*** Source data Section Begins ***

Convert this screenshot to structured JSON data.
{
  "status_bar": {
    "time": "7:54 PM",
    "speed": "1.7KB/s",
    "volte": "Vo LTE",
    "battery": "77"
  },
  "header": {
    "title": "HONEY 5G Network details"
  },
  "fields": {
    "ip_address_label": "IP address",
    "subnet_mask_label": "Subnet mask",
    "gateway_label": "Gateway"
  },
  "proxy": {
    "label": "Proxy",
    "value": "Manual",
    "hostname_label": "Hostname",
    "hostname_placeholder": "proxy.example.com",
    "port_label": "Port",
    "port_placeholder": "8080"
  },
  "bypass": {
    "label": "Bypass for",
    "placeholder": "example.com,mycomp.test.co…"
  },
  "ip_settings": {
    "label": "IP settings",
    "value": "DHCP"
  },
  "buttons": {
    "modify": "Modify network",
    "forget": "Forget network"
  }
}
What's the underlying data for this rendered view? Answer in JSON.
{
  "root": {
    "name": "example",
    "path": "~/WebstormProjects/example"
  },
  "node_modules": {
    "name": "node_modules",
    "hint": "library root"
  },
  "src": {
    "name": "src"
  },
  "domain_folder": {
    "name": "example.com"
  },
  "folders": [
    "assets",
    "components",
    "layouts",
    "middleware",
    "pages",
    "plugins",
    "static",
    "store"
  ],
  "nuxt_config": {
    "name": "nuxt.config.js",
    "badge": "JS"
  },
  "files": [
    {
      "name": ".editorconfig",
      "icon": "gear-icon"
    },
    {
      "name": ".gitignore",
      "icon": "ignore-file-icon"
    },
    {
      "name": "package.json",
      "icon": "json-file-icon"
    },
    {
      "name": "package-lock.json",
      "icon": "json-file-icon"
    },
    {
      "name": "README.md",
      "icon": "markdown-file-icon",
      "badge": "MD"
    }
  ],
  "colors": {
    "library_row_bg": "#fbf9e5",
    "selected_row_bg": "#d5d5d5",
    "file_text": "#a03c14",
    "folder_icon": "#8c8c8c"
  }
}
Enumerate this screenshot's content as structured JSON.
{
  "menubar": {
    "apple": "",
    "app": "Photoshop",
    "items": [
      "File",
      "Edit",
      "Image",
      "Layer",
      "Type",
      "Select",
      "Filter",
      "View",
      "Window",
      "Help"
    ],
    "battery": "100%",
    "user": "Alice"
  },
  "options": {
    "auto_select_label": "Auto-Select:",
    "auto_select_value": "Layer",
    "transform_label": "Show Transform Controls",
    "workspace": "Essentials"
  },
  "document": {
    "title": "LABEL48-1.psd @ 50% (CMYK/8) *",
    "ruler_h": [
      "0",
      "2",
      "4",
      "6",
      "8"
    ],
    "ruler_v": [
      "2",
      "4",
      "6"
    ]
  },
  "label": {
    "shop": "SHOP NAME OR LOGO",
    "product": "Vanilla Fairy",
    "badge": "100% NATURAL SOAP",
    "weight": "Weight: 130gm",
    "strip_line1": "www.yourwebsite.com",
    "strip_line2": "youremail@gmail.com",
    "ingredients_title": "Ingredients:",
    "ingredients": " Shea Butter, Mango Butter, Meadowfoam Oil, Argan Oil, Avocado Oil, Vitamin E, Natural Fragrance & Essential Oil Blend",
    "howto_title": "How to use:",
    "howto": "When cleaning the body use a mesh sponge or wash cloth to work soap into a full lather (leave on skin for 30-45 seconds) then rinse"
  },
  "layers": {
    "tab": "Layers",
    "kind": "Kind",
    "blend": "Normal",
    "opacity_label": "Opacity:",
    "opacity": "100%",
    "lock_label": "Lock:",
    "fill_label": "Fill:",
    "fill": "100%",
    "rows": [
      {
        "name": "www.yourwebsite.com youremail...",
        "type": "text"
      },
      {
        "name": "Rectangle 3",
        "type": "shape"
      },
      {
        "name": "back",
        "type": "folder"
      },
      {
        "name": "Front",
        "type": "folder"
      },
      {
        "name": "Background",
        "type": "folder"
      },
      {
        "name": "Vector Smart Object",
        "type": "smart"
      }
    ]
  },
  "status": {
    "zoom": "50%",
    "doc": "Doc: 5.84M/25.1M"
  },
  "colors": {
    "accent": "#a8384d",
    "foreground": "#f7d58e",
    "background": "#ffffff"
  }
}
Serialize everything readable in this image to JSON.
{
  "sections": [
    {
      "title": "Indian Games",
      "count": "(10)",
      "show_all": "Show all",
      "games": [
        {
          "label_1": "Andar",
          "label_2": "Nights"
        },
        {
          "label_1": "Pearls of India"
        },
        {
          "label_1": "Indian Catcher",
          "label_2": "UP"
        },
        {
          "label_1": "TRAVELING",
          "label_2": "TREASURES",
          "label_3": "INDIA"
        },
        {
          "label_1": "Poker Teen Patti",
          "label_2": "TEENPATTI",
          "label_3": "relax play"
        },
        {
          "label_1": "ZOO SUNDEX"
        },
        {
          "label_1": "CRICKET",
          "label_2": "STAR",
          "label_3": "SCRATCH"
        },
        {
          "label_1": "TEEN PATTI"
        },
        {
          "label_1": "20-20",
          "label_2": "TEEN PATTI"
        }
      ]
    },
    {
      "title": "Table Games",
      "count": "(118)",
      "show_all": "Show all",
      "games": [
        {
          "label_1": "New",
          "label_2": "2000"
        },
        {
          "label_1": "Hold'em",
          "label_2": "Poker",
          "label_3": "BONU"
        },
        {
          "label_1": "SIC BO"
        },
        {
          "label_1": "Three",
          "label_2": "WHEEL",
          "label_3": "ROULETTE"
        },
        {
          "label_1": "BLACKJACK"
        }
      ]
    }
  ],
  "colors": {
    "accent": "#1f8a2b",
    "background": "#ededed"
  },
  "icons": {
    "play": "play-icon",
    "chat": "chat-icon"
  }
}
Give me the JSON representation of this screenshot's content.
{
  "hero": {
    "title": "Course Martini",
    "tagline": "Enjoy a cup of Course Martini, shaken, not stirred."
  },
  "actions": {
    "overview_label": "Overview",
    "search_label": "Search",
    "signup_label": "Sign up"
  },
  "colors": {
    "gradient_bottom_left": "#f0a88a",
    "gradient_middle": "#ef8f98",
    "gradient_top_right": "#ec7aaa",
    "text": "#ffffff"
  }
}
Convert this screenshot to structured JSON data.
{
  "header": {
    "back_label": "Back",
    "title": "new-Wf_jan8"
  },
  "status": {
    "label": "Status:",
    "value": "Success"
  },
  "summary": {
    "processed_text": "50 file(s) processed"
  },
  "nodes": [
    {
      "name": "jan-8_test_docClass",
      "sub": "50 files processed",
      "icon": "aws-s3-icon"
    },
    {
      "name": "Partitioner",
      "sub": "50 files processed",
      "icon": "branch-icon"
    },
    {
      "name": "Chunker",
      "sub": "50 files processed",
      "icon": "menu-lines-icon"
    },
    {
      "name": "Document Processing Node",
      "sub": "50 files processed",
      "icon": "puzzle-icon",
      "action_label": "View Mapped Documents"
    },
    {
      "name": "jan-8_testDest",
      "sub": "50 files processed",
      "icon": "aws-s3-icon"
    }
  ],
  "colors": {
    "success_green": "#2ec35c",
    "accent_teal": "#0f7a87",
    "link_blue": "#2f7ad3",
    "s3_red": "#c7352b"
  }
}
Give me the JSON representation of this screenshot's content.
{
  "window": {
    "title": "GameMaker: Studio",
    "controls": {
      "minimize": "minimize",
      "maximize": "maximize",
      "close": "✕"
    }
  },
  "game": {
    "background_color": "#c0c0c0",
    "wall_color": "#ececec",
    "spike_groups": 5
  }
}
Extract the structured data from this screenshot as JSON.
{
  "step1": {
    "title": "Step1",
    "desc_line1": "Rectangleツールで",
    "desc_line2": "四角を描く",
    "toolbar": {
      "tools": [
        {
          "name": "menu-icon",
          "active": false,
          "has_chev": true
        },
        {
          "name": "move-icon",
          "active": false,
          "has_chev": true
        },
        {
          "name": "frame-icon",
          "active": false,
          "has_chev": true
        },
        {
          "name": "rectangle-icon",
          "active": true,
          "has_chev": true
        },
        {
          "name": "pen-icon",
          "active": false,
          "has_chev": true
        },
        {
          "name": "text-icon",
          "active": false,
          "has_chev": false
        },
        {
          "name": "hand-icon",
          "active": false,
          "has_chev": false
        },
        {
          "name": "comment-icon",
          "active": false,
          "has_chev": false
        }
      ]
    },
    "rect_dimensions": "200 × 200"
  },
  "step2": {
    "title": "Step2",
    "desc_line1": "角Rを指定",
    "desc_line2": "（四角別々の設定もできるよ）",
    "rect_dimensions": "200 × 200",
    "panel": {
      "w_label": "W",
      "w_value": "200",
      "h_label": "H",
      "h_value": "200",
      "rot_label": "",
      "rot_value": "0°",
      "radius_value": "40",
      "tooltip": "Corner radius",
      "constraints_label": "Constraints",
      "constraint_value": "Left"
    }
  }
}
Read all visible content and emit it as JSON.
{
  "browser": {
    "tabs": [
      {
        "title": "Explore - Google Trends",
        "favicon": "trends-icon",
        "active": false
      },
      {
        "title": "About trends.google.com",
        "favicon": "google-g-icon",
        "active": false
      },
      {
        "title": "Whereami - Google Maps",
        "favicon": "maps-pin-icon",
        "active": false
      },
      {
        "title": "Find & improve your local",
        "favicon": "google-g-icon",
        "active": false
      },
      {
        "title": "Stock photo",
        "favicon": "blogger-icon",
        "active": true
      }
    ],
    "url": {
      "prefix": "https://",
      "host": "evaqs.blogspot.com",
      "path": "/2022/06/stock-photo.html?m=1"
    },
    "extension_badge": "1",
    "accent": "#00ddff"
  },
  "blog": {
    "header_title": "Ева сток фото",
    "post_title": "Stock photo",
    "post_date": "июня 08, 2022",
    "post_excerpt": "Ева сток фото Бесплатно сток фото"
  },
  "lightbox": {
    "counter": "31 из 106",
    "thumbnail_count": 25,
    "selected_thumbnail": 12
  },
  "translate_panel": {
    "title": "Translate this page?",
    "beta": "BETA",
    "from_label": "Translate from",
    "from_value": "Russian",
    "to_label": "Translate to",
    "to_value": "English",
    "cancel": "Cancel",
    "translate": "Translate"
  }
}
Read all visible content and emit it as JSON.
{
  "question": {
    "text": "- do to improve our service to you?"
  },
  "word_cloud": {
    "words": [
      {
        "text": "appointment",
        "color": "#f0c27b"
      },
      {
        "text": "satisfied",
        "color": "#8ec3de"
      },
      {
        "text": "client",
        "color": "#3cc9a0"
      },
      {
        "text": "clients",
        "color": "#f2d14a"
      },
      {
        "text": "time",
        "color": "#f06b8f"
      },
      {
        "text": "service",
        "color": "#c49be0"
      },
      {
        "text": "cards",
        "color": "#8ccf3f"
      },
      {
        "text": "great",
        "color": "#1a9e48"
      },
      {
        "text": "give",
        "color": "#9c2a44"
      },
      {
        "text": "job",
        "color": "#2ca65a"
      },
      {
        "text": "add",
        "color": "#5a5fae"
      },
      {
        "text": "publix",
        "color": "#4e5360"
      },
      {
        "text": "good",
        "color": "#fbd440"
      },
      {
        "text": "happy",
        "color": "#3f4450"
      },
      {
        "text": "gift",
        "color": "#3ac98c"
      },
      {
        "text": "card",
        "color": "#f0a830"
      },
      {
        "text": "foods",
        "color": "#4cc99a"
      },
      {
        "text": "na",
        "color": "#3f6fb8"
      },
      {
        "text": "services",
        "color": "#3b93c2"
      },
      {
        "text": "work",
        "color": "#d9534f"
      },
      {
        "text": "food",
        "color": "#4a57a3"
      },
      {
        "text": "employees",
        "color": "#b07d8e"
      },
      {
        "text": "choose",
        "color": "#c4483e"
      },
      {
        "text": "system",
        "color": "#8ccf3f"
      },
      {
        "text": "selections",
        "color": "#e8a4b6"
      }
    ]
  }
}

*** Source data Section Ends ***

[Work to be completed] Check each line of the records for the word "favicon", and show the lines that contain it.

[Expected output]
        "favicon": "trends-icon",
        "favicon": "google-g-icon",
        "favicon": "maps-pin-icon",
        "favicon": "google-g-icon",
        "favicon": "blogger-icon",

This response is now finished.